What to work on>
Entries follow. Return each line that contains the word "this".

Information shown>
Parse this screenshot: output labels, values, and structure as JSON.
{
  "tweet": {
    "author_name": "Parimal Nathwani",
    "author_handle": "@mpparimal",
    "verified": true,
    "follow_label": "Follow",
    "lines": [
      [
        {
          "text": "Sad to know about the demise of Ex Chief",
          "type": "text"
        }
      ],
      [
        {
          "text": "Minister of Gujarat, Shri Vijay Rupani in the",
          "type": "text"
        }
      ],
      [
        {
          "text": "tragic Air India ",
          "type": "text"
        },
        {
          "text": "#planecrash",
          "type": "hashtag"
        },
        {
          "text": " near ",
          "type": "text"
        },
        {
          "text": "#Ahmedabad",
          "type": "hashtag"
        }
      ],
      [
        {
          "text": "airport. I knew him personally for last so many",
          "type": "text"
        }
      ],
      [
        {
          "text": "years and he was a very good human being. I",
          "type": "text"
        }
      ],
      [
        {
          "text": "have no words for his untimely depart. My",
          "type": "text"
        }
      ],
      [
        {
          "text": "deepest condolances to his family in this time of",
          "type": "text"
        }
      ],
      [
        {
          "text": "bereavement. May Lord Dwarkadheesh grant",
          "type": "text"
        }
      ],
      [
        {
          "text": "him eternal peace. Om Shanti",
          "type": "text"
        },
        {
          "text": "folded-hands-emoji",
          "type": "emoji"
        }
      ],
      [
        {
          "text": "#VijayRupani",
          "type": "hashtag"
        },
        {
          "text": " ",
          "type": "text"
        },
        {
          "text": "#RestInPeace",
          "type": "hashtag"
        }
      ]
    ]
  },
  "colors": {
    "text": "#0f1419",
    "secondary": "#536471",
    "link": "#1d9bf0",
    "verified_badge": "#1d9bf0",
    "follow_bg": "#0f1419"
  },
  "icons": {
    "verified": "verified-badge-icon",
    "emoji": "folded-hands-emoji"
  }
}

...

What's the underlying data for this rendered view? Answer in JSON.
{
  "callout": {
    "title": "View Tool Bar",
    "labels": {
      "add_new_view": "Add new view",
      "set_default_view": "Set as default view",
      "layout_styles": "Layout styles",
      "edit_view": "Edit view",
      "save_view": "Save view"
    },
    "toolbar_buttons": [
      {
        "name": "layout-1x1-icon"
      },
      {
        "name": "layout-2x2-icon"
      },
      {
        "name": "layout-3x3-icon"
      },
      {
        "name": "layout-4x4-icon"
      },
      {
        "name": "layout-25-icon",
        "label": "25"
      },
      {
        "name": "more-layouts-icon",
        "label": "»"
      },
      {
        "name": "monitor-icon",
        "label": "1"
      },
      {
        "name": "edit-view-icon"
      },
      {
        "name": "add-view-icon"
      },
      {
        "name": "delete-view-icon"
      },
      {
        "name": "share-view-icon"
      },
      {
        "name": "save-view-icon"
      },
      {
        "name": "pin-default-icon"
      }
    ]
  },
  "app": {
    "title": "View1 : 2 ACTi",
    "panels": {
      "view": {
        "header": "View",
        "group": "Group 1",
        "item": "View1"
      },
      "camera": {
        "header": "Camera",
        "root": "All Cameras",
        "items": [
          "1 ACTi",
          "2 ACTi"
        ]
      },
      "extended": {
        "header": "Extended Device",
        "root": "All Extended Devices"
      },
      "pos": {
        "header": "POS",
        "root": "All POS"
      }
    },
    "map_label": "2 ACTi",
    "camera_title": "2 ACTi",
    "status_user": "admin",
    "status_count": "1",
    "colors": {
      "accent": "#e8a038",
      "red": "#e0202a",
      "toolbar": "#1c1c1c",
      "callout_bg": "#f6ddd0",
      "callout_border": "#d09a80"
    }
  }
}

Task solution>
Parse this screenshot: output labels, values, and structure as JSON.
          "text": "deepest condolances to his family in this time of",
What's the underlying data for this rendered view? Answer in JSON.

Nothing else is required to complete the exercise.